Areas of interest

Blood cancer Childhood cancer

Research group

Leukaemia Modelling and Therapeutic Discovery


Dr Catherine Carmichael is a molecular cancer biologist whose research is focused on identifying the key mechanisms driving Acute Myeloid Leukaemia (AML) progression and developing novel therapeutic approaches to treat this devastating blood cancer.

Dr Carmichael’s specialist areas are the molecular and biological processes underpinning both normal and malignant blood cell development, and using sophisticated cellular and animal modelling approaches to identify therapeutically targetable molecular and biological dependencies of leukaemia cells.

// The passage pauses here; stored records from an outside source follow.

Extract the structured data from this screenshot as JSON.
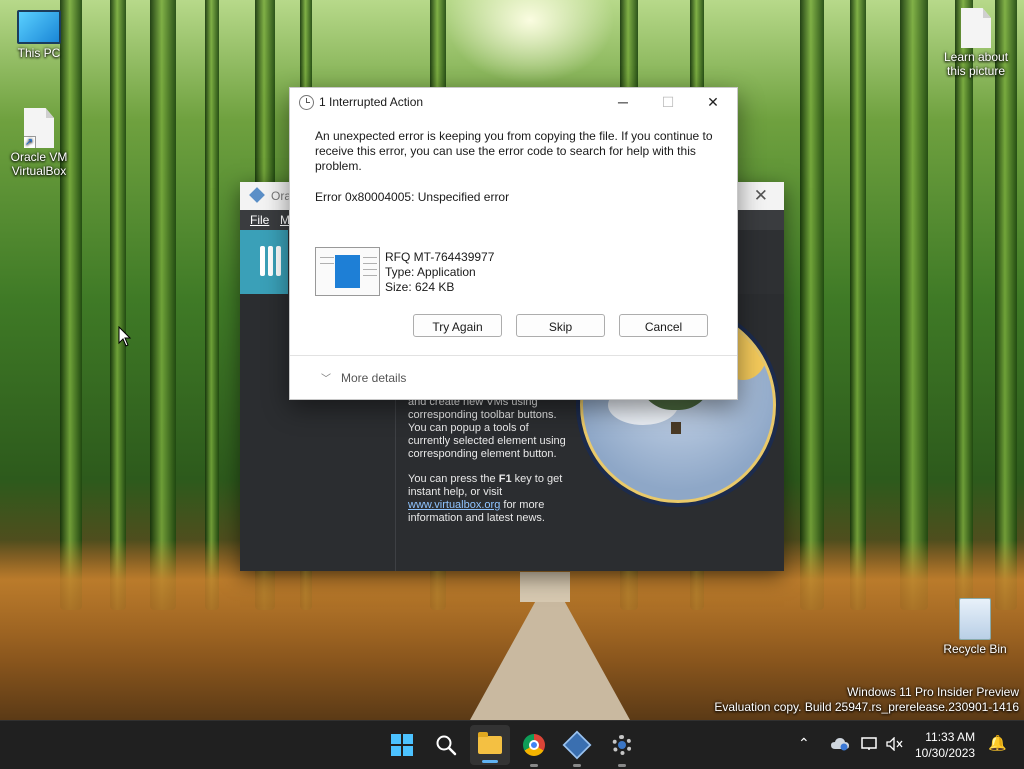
{
  "desktop": {
    "icons_left": [
      {
        "label": "This PC"
      },
      {
        "label": "Oracle VM VirtualBox"
      }
    ],
    "learn_label": "Learn about this picture",
    "recycle_label": "Recycle Bin",
    "watermark_line1": "Windows 11 Pro Insider Preview",
    "watermark_line2": "Evaluation copy. Build 25947.rs_prerelease.230901-1416"
  },
  "vbox": {
    "title": "Ora",
    "menu_file": "File",
    "menu_m": "M",
    "welcome_p1": "and create new VMs using corresponding toolbar buttons. You can popup a tools of currently selected element using corresponding element button.",
    "welcome_p2_pre": "You can press the ",
    "welcome_p2_key": "F1",
    "welcome_p2_post": " key to get instant help, or visit",
    "welcome_link": "www.virtualbox.org",
    "welcome_p2_tail": " for more information and latest news."
  },
  "dialog": {
    "title": "1 Interrupted Action",
    "message": "An unexpected error is keeping you from copying the file. If you continue to receive this error, you can use the error code to search for help with this problem.",
    "error": "Error 0x80004005: Unspecified error",
    "file_name": "RFQ MT-764439977",
    "file_type": "Type: Application",
    "file_size": "Size: 624 KB",
    "btn_try": "Try Again",
    "btn_skip": "Skip",
    "btn_cancel": "Cancel",
    "more_details": "More details",
    "minimize_glyph": "─",
    "maximize_glyph": "☐",
    "close_glyph": "✕"
  },
  "taskbar": {
    "time": "11:33 AM",
    "date": "10/30/2023",
    "chevron_glyph": "⌃",
    "bell_glyph": "🔔"
  },
  "colors": {
    "accent": "#4cc2ff",
    "taskbar_bg": "#202020",
    "dialog_bg": "#ffffff",
    "link": "#8fc4ff"
  }
}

She has made significant contributions to the understanding of the underlying molecular alterations that drive both inherited and acquired forms of myeloid and erythroid leukaemia.

Dr Carmichael has received more than $3 million in grant and fellowship funding from both National and State government agencies (NHMRC and Victorian Cancer Agency), as well as from philanthropic funding bodies such as the Leukaemia Foundation of Australia.


Awards and fellowships


Publication highlights